Tawakkol Abdel-Salam Khalid Karman was awarded the Nobel Peace Prize in 2011 in recognition of her work in the nonviolent struggle for the right of expression, the safety of women and women’s rights to full participation in peace-building work in Yemen.
Karman became the first Yemeni, the first Arab woman and the second Muslim woman to win a Nobel Peace Prize. She is also the second-youngest Nobel Peace Laureate, with the award bestowed on her at the age of 32.
Karman, a mother of three, is a human rights activist, journalist, politician and president of the nongovernmental organization Women Journalists Without Chains. She is also the general coordinator of the Peaceful Youth Revolution Council, an advisory board member for Transparency International and a member of several other international human rights organizations.

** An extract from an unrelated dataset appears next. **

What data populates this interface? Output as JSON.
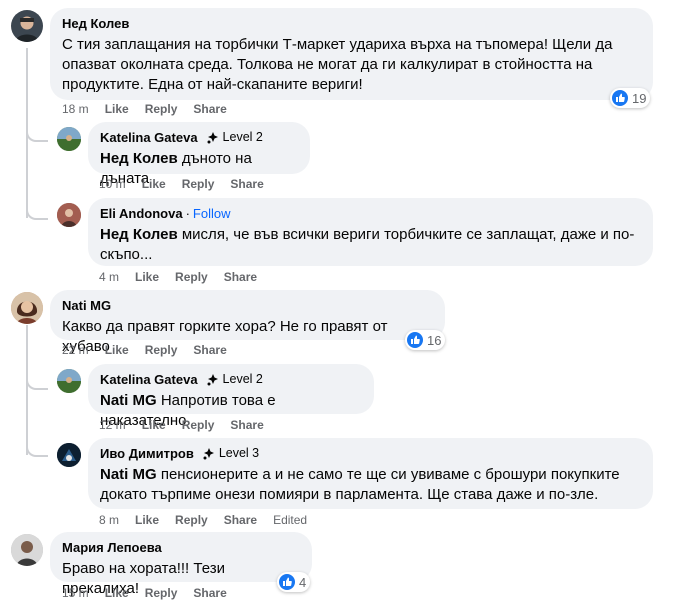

Bold and outspoken, Karman has been imprisoned on a number of occasions for her pro-democracy, pro-human rights protests. Among Yemen’s youth movement, she is known as the “mother of the revolution,” “the iron woman” and “the lady of the Arab Spring.”
While at UMass Lowell, Karman’s residency will include lectures

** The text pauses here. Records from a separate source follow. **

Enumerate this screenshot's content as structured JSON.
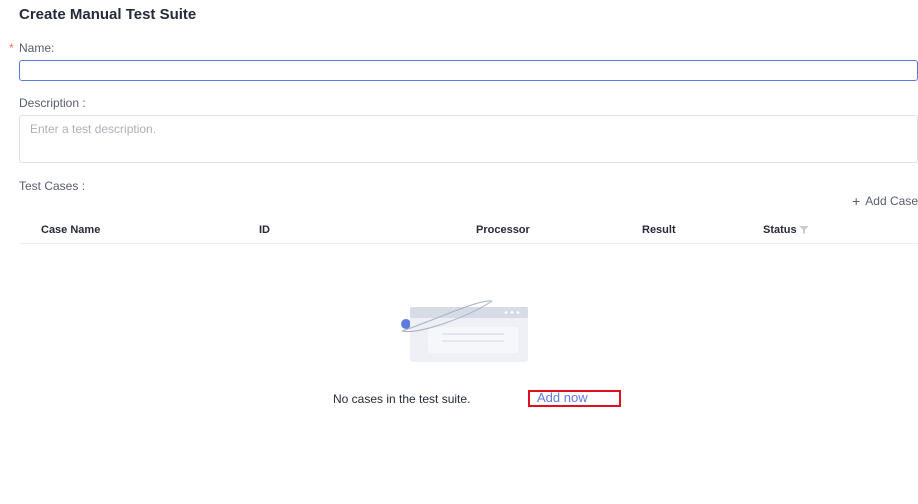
{
  "page": {
    "title": "Create Manual Test Suite"
  },
  "form": {
    "name_required_mark": "*",
    "name_label": "Name:",
    "name_value": "",
    "description_label": "Description :",
    "description_placeholder": "Enter a test description.",
    "test_cases_label": "Test Cases :"
  },
  "test_cases": {
    "add_case_label": "Add Case",
    "columns": [
      "Case Name",
      "ID",
      "Processor",
      "Result",
      "Status"
    ],
    "rows": [],
    "empty_message": "No cases in the test suite.",
    "add_now_label": "Add now"
  },
  "colors": {
    "accent": "#5e7ce0",
    "required": "#f66f6a",
    "highlight_box": "#e0101f"
  }
}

, where students can gain special insight from her unique expertise on the topic. She will also serve as the Day Without Violence